Every major US carrier now has an early upgrade program. T-Mobile got the ball rolling with Jump, followed by AT&T Next, Verizon Edge and Sprint One Up.

Each is nuanced in its own wireless-provider way, and here we endeavor to lay out everything you need to know about AT&T Next.

AT&T Next has some good, and it has some ugly. The payment structure may infuriate some while the allure of the having a new device in hand every year will entice others.

Read on to get the Next lowdown.

What is AT&T Next?

Next is AT&T's early upgrade program. It lets customers purchase newer smartphones and tablets without having to wait until they're eligible for an upgrade or having to pay an early upgrade fee (ETF).

It was announced mere days after T-Mobile unveiled its early upgrade program, called Jump. Next went into effect July 26.

Next lets customers purchase a smartphone or tablet over the course of 20 months by paying monthly installments that roughly add up to the value of the device. However after 12 months, a Next customer can trade in their device for a new, eligible device. Monthly installments for the old device are waived and a new set of payments start over for the next phone or tablet.

How does Next work?

Next customers must agree to a 20-month, 0% APR installment agreement as well as a wireless agreement, which means voice/data since it Next covers smartphones and tablets.

At sign up, a Next customer can buy a new device without having to pay activation fee or the $36 upgrade fee associated a standard upgrade. There's no financing fee either, and Next participants are only on the hook for taxes upfront.

A call to an AT&T store revealed that for an iPhone 5S, a customer who signs up for Next can expect to walk out of the store after paying $60 in tax for a 16GB phone. Under a standard agreement, a customer would have to pay about $260 (subsidized cost, etc.) in-store for the same device.

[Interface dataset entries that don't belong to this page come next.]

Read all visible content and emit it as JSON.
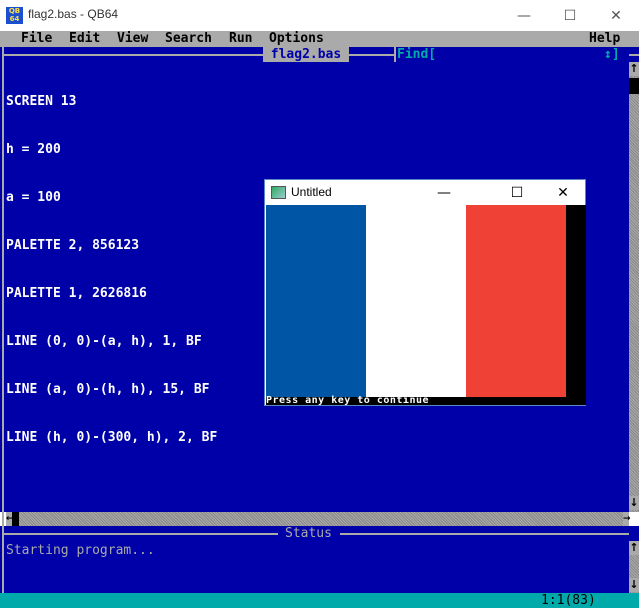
{
  "window": {
    "title": "flag2.bas - QB64",
    "icon": "qb64-icon",
    "icon_text": "QB 64",
    "controls": {
      "minimize": "—",
      "maximize": "☐",
      "close": "✕"
    }
  },
  "menu": {
    "items": [
      "File",
      "Edit",
      "View",
      "Search",
      "Run",
      "Options"
    ],
    "help": "Help"
  },
  "editor": {
    "tab_title": "flag2.bas",
    "find_label": "Find[",
    "find_arrows": "↕]",
    "code_lines": [
      "SCREEN 13",
      "h = 200",
      "a = 100",
      "PALETTE 2, 856123",
      "PALETTE 1, 2626816",
      "LINE (0, 0)-(a, h), 1, BF",
      "LINE (a, 0)-(h, h), 15, BF",
      "LINE (h, 0)-(300, h), 2, BF"
    ],
    "scroll": {
      "up": "↑",
      "down": "↓",
      "left": "←",
      "right": "→"
    }
  },
  "status": {
    "title": "Status",
    "message": "Starting program..."
  },
  "bottom_bar": {
    "cursor_position": "1:1(83)"
  },
  "output_window": {
    "title": "Untitled",
    "controls": {
      "minimize": "—",
      "maximize": "☐",
      "close": "✕"
    },
    "prompt": "Press any key to continue",
    "colors": {
      "blue": "#0055a4",
      "white": "#ffffff",
      "red": "#ef4135",
      "background": "#000000"
    }
  },
  "colors": {
    "editor_bg": "#0000a8",
    "menu_bg": "#aaaaaa",
    "status_bar_bg": "#00aaaa",
    "find_text": "#00aaaa"
  }
}
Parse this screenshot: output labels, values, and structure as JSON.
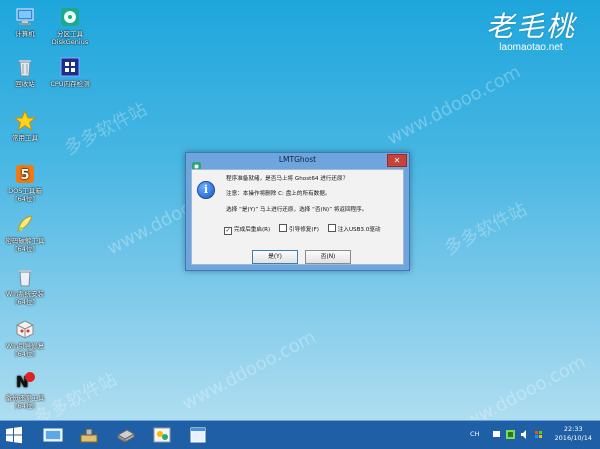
{
  "desktop": {
    "icons": [
      {
        "label": "计算机",
        "icon": "computer-icon"
      },
      {
        "label": "分区工具\nDiskGenius",
        "icon": "diskgenius-icon"
      },
      {
        "label": "回收站",
        "icon": "recycle-bin-icon"
      },
      {
        "label": "CPU内存检测",
        "icon": "cpu-test-icon"
      },
      {
        "label": "常用工具",
        "icon": "star-icon"
      },
      {
        "label": "DOS工具箱\n[64位]",
        "icon": "dos-toolbox-icon"
      },
      {
        "label": "密码破解工具\n[64位]",
        "icon": "password-tool-icon"
      },
      {
        "label": "Win系统安装\n[64位]",
        "icon": "win-install-icon"
      },
      {
        "label": "Win引导修复\n[64位]",
        "icon": "boot-repair-icon"
      },
      {
        "label": "备份还原工具\n[64位]",
        "icon": "backup-tool-icon"
      }
    ]
  },
  "brand": {
    "name": "老毛桃",
    "url": "laomaotao.net"
  },
  "watermark": {
    "text_cn": "多多软件站",
    "text_url": "www.ddooo.com"
  },
  "dialog": {
    "title": "LMTGhost",
    "close_label": "✕",
    "line1": "程序准备就绪，是否马上将 Ghost64 进行还原？",
    "line2": "注意：本操作将删除 C: 盘上的所有数据。",
    "line3": "选择 “是(Y)” 马上进行还原，选择 “否(N)” 将返回程序。",
    "checkboxes": [
      {
        "label": "完成后重启(R)",
        "checked": true
      },
      {
        "label": "引导修复(F)",
        "checked": false
      },
      {
        "label": "注入USB3.0驱动",
        "checked": false
      }
    ],
    "yes_label": "是(Y)",
    "no_label": "否(N)"
  },
  "taskbar": {
    "apps": [
      "desktop-icon",
      "tools-icon",
      "drive-icon",
      "ghost-icon",
      "window-icon"
    ],
    "lang": "CH",
    "time": "22:33",
    "date": "2016/10/14"
  },
  "colors": {
    "taskbar": "#1f5fa6",
    "dialog_frame": "#6ea5dd",
    "close": "#c7423b"
  }
}
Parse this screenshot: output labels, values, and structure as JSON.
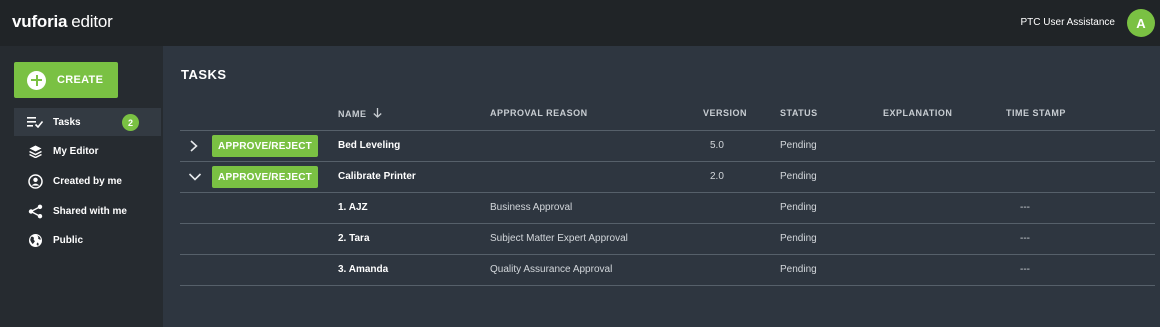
{
  "header": {
    "brand_bold": "vuforia",
    "brand_light": "editor",
    "user_name": "PTC User Assistance",
    "avatar_letter": "A"
  },
  "sidebar": {
    "create_label": "CREATE",
    "items": [
      {
        "label": "Tasks",
        "icon": "tasks-icon",
        "badge": "2",
        "active": true
      },
      {
        "label": "My Editor",
        "icon": "editor-icon"
      },
      {
        "label": "Created by me",
        "icon": "user-circle-icon"
      },
      {
        "label": "Shared with me",
        "icon": "share-icon"
      },
      {
        "label": "Public",
        "icon": "globe-icon"
      }
    ]
  },
  "main": {
    "title": "TASKS",
    "columns": {
      "name": "NAME",
      "approval_reason": "APPROVAL REASON",
      "version": "VERSION",
      "status": "STATUS",
      "explanation": "EXPLANATION",
      "time_stamp": "TIME STAMP"
    },
    "approve_label": "APPROVE/REJECT",
    "tasks": [
      {
        "name": "Bed Leveling",
        "version": "5.0",
        "status": "Pending",
        "expanded": false
      },
      {
        "name": "Calibrate Printer",
        "version": "2.0",
        "status": "Pending",
        "expanded": true
      }
    ],
    "approvers": [
      {
        "name": "1. AJZ",
        "reason": "Business Approval",
        "status": "Pending",
        "time_stamp": "---"
      },
      {
        "name": "2. Tara",
        "reason": "Subject Matter Expert Approval",
        "status": "Pending",
        "time_stamp": "---"
      },
      {
        "name": "3. Amanda",
        "reason": "Quality Assurance Approval",
        "status": "Pending",
        "time_stamp": "---"
      }
    ]
  },
  "colors": {
    "accent": "#7ac143",
    "topbar": "#202427",
    "sidebar": "#262b30",
    "main": "#2e3640"
  }
}
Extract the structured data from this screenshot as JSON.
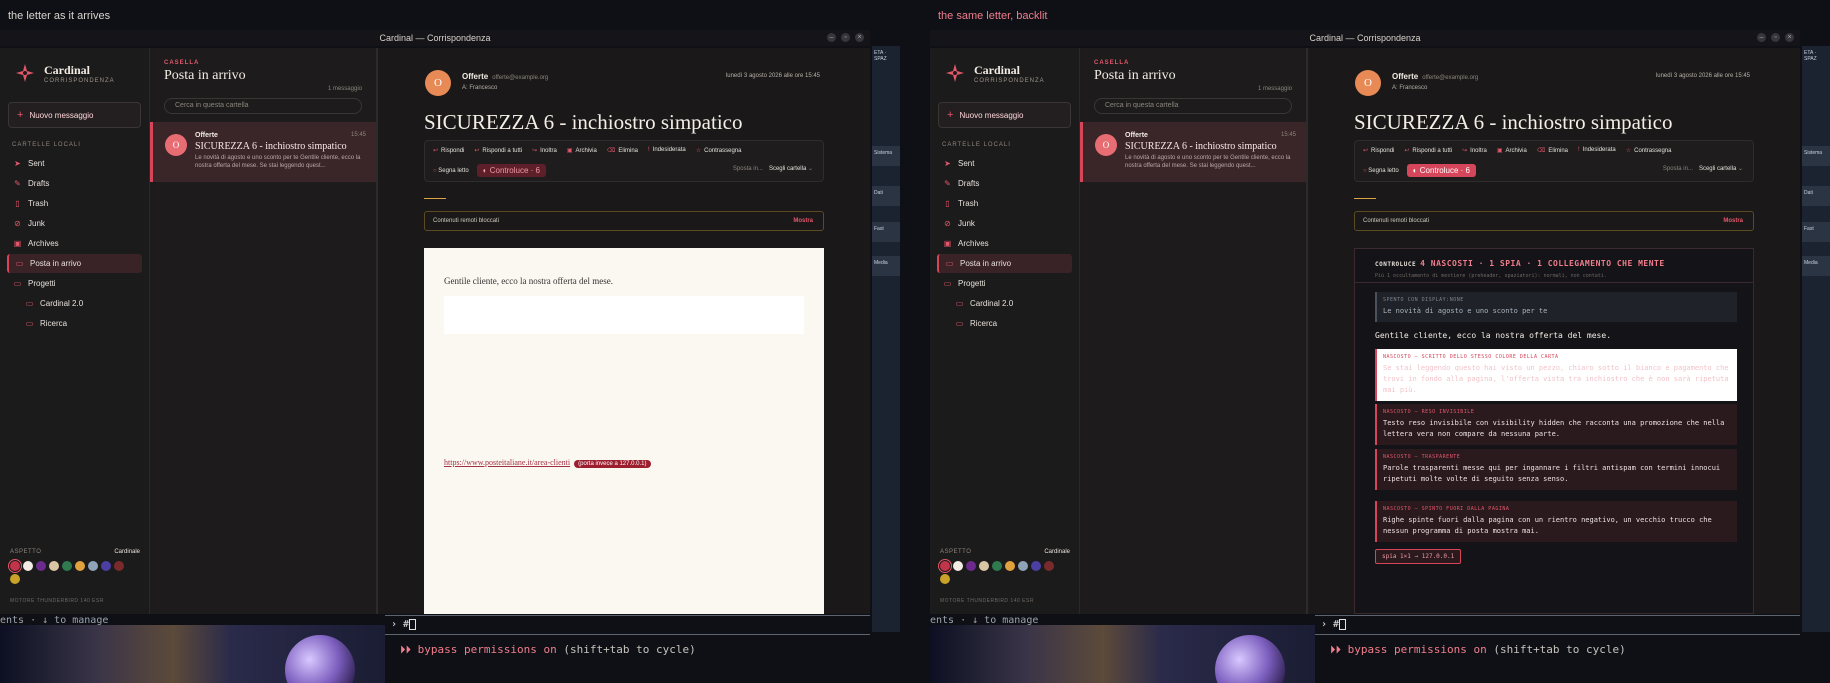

On contract prices
These upfront prices...

A retail source of ours explained that if you sign up for a new phone at an authorized AT&T retailer (essentially a franchise store), your new phone will be mailed to you, a process that can take anywhere from 24 hours to three to five business days. AT&T wants to keep its inventory secure, which is why it won't let you walk out with a phone or tablet after only paying tax.

Our source said that if you buy your Next phone at a corporate store, you can leave with with phone in hand.

With the new phone, a monthly installment fee is attached to a customer's regular bill. AT&T has a full run down of monthly installment prices for smartphones here and tablets here. However, for example, an iPhone 5C would cost $22/month, a Galaxy Note 3 $14/month, an iPad Air $31.50/month and a Galaxy Note 8.0 $25/month.

After 12 months, a customer can opt to upgrade their device. But for the early upgrade to work, AT&T requires a trade-in with the customer's current phone or tablet in "good and functional condition." Accounts must be in good standing, i.e. you've consistently paid your monthly bills on time and aren't in the hole.

Next price
... vs these monthly prices

AT&T Next also offers the option to keep a phone after all of 20 monthly installments have been paid. The phone belongs to the customer, though they'll still have to pay for a service agreement.

If someone wants to jump the Next ship and cancel, they are required to pay off the device per the 20-month agreement. Once the device is paid off, the phone belongs to the customer.